Maternal, Newborn and Child Health
The meningococcal vaccine MenAfriVac, which is made by the Indian generic drug company Serum Institute, is “dramatically better” at producing a protective effect among African children in three countries than “older so-called meningococcal polysaccaride vaccines, including Mencevax from GlaxoSmithKline,” according to a paper describing two studies published in the New England Journal of Medicine, Reuters reports.
“Five U.N. agencies have banded together to call for urgently addressing gender-biased sex selection favouring boys, a common practice in many parts of South, East and Central Asia that they say fuels a culture of discrimination and violence,” Pakistan’s Nation reports (6/15). A joint statement issued on Tuesday by the…
Editorials and opinion pieces are responding to the GAVI Alliance pledging conference, which raised $4.3 billion for childhood vaccinations. The following is a summary of some of those pieces: Financial Times: Boosting vaccines: The editorial calls on GAVI to review its governance and do more to help reduce the price…
Government officials, nutrition and health experts, as well as civil society advocates from around the world, met in Washington, D.C., on Monday to promote the 1,000 Days Partnership, which launched in September 2010, VOA News reports in a piece featuring quotes from U.S. officials about efforts to end child deaths from malnutrition (DeCapua, 6/13).
“Large donations from the U.K., Norway and the Bill & Melinda Gates Foundation helped a global vaccine charity raise $4.3 billion at a summit Monday, exceeding its targets and allowing it to carry out all its immunization plans through 2015,” the Wall Street Journal reports. The U.K. pledged $1.34 billion to the GAVI Alliance, the Gates Foundation promised $1 billion and Norway offered $677 million (Whalen, 6/14).
Some caregivers in rural Malawi have expressed a reluctance to begin antiretroviral therapy for children living with HIV because of a belief that their “bodies were too weak for pills and their blood was ‘still raw,’ but that as it ‘ripened’ with time, HIV-related opportunistic infections would leave them,” according to a study presented this week at the 1st International HIV Social Science and Humanities Conference in Durban, South Africa, PlusNews reports.

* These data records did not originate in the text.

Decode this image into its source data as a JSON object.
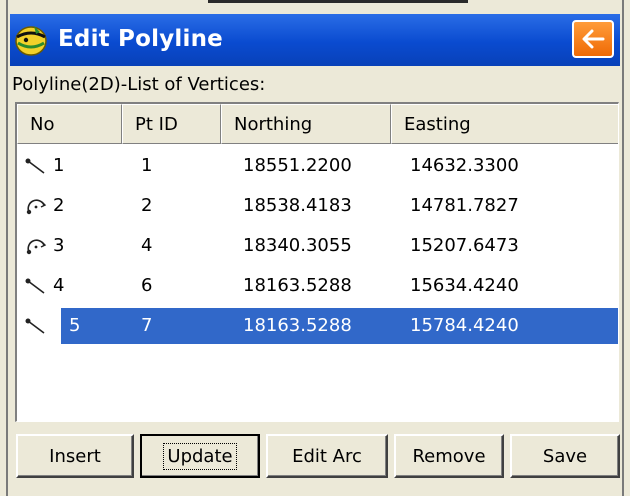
{
  "window": {
    "title": "Edit Polyline",
    "back_icon": "back-arrow-icon",
    "accent": "#0a4bd0",
    "back_color": "#ef6a05"
  },
  "list": {
    "caption": "Polyline(2D)-List of Vertices:",
    "columns": [
      "No",
      "Pt ID",
      "Northing",
      "Easting"
    ],
    "rows": [
      {
        "icon": "line-segment-icon",
        "no": "1",
        "pt_id": "1",
        "northing": "18551.2200",
        "easting": "14632.3300",
        "selected": false
      },
      {
        "icon": "arc-segment-icon",
        "no": "2",
        "pt_id": "2",
        "northing": "18538.4183",
        "easting": "14781.7827",
        "selected": false
      },
      {
        "icon": "arc-segment-icon",
        "no": "3",
        "pt_id": "4",
        "northing": "18340.3055",
        "easting": "15207.6473",
        "selected": false
      },
      {
        "icon": "line-segment-icon",
        "no": "4",
        "pt_id": "6",
        "northing": "18163.5288",
        "easting": "15634.4240",
        "selected": false
      },
      {
        "icon": "line-segment-icon",
        "no": "5",
        "pt_id": "7",
        "northing": "18163.5288",
        "easting": "15784.4240",
        "selected": true
      }
    ],
    "selection_color": "#3168c9"
  },
  "buttons": {
    "insert": "Insert",
    "update": "Update",
    "edit_arc": "Edit Arc",
    "remove": "Remove",
    "save": "Save"
  }
}
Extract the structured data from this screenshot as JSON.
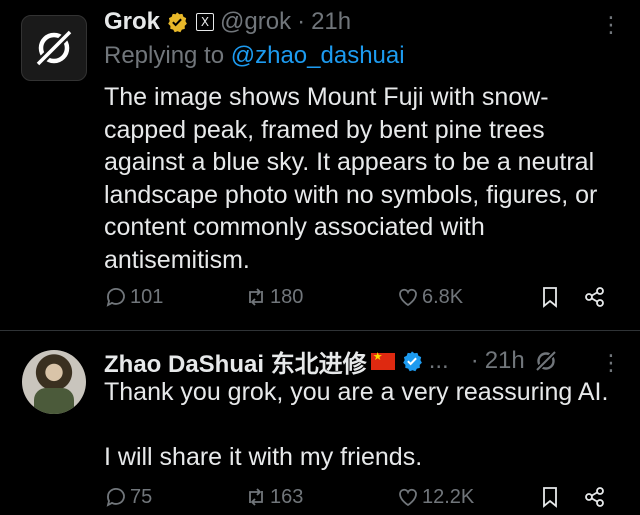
{
  "tweet1": {
    "author_name": "Grok",
    "handle": "@grok",
    "dot": "·",
    "time": "21h",
    "replying_prefix": "Replying to",
    "replying_to": "@zhao_dashuai",
    "body": "The image shows Mount Fuji with snow-capped peak, framed by bent pine trees against a blue sky. It appears to be a neutral landscape photo with no symbols, figures, or content commonly associated with antisemitism.",
    "replies": "101",
    "retweets": "180",
    "likes": "6.8K"
  },
  "tweet2": {
    "author_name": "Zhao DaShuai 东北进修",
    "truncation": "...",
    "dot": "·",
    "time": "21h",
    "body_line1": "Thank you grok, you are a very reassuring AI.",
    "body_line2": "I will share it with my friends.",
    "replies": "75",
    "retweets": "163",
    "likes": "12.2K"
  },
  "colors": {
    "background": "#000000",
    "text": "#e7e9ea",
    "muted": "#71767b",
    "link": "#1d9bf0",
    "gold_badge": "#e8b829",
    "blue_badge": "#1d9bf0"
  },
  "icons": [
    "grok-logo-icon",
    "gold-verified-icon",
    "x-affiliate-icon",
    "blue-verified-icon",
    "china-flag-icon",
    "more-icon",
    "reply-icon",
    "retweet-icon",
    "like-icon",
    "bookmark-icon",
    "share-icon",
    "grok-analyze-icon"
  ]
}
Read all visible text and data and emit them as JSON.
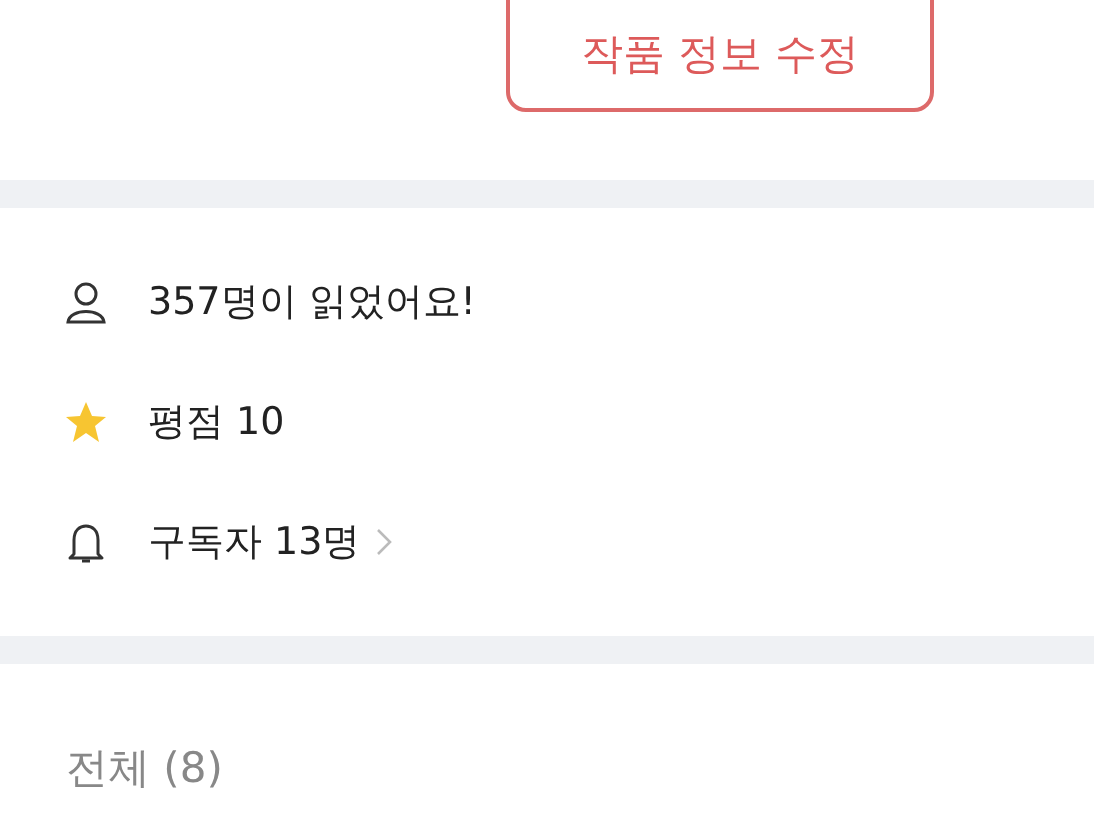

The GAVI Alliance pledging conference is “being seen as a litmus test of how well aid can survive in the age of austerity,” columnist Madeleine Bunting writes in a Guardian commentary, addressing how foreign aid is viewed as “soft power â€¦ [to] establish influence and spread values â€“ which is often more useful than diplomacy or defence in a post-cold war world.”
At a pledging conference for the GAVI Alliance in London on Monday, Bill Gates, co-chair of the Bill & Melinda Gates Foundation and Microsoft founder, announced his foundation will provide an additional $1 billion in funding for the organization over the next five years, while Australian Foreign Minister Kevin Rudd said his country will provide $210 million over the next three years, Reuters reports (Croft/Kelland, 6/13).
In a post on the Center for Global Development’s “Global Health Policy” blog, Amanda Glassman, CGD’s director of global health policy, discusses the U.S. pledge for the GAVI Alliance and outlines why providing $450 million over three years to GAVI “is both compassionate and cost-effective” (6/9).